GXC IRC Channel

Quint Sakugarne recently resurrected the GXC IRC channel. It's #gxc on . Like Mariah Jimenez said, the new chat is "hawt" so you should consider checking it out.

For those of us who know little to nothing about IRC (Internet Relay Chat), the following is a brief "how to" that should be helpful.


IRC is an instant messaging platform like AIM and MSN. To join it, you need to get an "IRC client". Pidgin (which pretty much runs on all major operating systems) is one of the clients that was suggested to me so that's what this tutorial will be based on.

1. Download Pidgin here.

2. Once you're done with the download process, you'll be prompted to "Add" an account

3. From amongst the options of possible IM services, remember to select "IRC"

4. Also remember to type in as the Server of choice.

5. When you're done, type in /join #gxc as the channel you want to connect to, and voila:

6. If you're interested in taking advantage of IRC's many features, a handy list of IRC commands can be found here.
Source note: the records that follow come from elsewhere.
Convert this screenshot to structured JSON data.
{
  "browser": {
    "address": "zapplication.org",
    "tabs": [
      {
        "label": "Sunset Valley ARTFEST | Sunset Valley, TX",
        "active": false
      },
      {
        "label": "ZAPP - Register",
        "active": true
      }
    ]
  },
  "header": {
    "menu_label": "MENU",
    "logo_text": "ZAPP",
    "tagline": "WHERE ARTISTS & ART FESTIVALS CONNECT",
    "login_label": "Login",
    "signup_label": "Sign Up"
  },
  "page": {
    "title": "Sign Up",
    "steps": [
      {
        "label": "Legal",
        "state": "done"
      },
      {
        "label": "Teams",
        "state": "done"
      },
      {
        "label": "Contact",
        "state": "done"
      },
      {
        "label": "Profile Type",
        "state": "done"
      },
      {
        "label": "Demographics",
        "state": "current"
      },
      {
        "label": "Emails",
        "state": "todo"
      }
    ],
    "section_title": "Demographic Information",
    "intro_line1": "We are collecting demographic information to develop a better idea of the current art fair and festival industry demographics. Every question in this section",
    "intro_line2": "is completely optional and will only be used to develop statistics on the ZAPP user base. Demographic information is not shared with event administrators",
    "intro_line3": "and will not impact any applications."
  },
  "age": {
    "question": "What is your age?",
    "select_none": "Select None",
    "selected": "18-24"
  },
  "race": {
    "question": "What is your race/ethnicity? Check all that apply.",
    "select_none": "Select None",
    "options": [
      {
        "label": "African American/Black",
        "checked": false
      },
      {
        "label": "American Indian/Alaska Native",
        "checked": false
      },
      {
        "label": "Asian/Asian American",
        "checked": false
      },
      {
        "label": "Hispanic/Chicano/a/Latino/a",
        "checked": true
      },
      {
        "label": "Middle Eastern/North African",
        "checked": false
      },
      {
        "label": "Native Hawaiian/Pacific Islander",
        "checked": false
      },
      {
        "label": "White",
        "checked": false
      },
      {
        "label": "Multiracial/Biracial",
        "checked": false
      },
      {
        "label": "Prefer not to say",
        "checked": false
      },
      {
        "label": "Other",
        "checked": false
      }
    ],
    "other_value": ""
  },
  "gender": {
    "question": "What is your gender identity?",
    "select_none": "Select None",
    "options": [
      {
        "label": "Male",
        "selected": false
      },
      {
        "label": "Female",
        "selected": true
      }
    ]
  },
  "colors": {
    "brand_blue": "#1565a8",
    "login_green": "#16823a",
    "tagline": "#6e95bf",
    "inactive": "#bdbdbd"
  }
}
7. More IRC clients can also be found here.

Thanks to Quint for restarting the channel, and for digging up much of the info in this post!

Update: It's probably a good idea to sign up with your GXC name, so that people can immediately identify you. Cheers.